MEXICO CITY — Houston Texans quarterback Brock Osweiler was targeted with a laser pointer during the second quarter of Monday night's game against the Oakland Raiders at Estadio Azteca.
Several green flashes appeared on the field as the game was deadlocked 10-10, with a beam appearing to have been deliberately aimed at Osweiler and reflecting off his helmet.
According to ESPN's Monday Night Football telecast, NFL security staff was aware of the matter and investigating with a view to having the culprit identified and removed from the stadium.
The most noticeable occurrence came as Osweiler threw an incomplete pass toward DeAndre Hopkins near midfield.

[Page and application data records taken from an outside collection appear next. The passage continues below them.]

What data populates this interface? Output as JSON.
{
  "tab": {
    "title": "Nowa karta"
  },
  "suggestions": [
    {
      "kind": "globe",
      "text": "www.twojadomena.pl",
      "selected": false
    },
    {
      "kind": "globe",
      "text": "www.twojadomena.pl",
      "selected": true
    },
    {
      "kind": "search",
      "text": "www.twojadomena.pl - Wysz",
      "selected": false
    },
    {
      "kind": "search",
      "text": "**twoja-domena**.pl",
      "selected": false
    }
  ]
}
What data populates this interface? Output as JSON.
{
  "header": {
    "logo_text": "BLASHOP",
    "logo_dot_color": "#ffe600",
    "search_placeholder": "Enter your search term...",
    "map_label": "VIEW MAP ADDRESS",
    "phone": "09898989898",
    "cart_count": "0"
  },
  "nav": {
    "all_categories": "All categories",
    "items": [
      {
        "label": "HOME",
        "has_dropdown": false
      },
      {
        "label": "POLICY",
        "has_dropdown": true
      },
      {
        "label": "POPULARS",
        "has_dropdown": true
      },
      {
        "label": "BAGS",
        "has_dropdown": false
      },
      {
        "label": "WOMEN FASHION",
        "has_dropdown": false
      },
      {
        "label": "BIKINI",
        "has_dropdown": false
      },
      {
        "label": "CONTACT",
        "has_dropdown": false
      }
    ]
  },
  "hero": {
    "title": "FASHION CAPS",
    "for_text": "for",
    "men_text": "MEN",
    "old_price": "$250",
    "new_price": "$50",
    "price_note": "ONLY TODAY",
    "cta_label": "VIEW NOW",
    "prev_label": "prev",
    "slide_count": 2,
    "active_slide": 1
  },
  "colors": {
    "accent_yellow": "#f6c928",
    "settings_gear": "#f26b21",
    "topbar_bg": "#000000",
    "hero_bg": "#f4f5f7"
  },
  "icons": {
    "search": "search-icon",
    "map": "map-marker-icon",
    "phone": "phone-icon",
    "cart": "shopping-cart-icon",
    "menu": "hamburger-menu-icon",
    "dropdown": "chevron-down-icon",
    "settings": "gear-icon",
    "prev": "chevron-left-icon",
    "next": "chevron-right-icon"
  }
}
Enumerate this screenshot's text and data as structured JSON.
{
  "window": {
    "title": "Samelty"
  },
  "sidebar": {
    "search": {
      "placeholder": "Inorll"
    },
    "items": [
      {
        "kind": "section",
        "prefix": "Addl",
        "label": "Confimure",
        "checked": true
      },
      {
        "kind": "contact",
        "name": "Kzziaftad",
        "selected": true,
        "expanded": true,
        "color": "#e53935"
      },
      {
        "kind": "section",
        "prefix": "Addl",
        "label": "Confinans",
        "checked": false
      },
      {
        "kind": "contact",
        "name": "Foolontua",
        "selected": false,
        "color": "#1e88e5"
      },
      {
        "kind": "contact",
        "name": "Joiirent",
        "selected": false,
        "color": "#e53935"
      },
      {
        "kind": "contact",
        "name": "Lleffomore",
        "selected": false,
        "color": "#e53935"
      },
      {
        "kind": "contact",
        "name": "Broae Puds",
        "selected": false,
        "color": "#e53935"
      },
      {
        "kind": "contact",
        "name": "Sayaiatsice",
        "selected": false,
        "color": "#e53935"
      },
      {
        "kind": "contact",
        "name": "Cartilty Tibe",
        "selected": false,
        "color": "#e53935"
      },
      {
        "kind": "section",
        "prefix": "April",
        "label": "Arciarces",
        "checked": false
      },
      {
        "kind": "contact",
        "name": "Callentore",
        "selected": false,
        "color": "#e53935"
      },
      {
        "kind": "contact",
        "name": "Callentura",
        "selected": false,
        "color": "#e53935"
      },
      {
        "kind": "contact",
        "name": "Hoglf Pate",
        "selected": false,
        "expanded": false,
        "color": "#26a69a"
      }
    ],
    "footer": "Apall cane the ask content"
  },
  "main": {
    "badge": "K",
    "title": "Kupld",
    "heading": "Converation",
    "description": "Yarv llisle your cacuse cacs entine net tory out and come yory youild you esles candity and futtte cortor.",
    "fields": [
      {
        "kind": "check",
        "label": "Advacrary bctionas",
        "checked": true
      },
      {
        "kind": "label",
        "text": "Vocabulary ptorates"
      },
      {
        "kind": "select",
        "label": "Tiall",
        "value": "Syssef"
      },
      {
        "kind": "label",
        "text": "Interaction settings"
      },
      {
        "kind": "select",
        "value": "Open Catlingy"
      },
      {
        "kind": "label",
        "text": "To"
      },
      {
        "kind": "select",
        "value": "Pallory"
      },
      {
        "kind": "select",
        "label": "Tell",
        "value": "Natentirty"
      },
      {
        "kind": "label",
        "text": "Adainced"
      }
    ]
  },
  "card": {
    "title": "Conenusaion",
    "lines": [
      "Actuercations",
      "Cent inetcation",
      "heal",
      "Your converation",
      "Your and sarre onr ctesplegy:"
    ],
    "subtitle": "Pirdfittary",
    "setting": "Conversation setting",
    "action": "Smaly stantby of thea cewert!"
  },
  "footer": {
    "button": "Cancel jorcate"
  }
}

Social media was quickly abuzz as the dramatic images of the beam lighting the quarterback's helmet from a distance was displayed on television.
A separate play, involving running back Akeem Hunt, saw further beamed flashes appear on the field in Hunt’s direction as he attempted to gain ground.
“I never want to say one thing’s a difference maker, but certainly having a laser zoomed in your eyeball definitely affects how you play a game,” Osweiler said after Houston's 27-20 loss.
Oakland players also noticed.
“Yeah, that was kind of weird,” Raiders pass rusher Khalil Mack said. “I saw that and I thought I was in the Twilight Zone.”
In 2013, United States national team soccer goalkeeper Brad Guzan was targeted repeatedly at the same venue by Mexico fans using green laser beams during a 0-0 draw in World Cup qualifying.
An NFL game between the Detroit Lions and Buffalo Bills in 2014 was also affected. Back then, leading opthamology expert Dr. Robert Josephberg told USA TODAY Sports that the kind of highly-powerful lasers available today are “powerful weapons that can cause very severe damage and blindness.”
Green lasers are around 500 times more powerful than a typical red laser pointer that might be used in a classroom setting.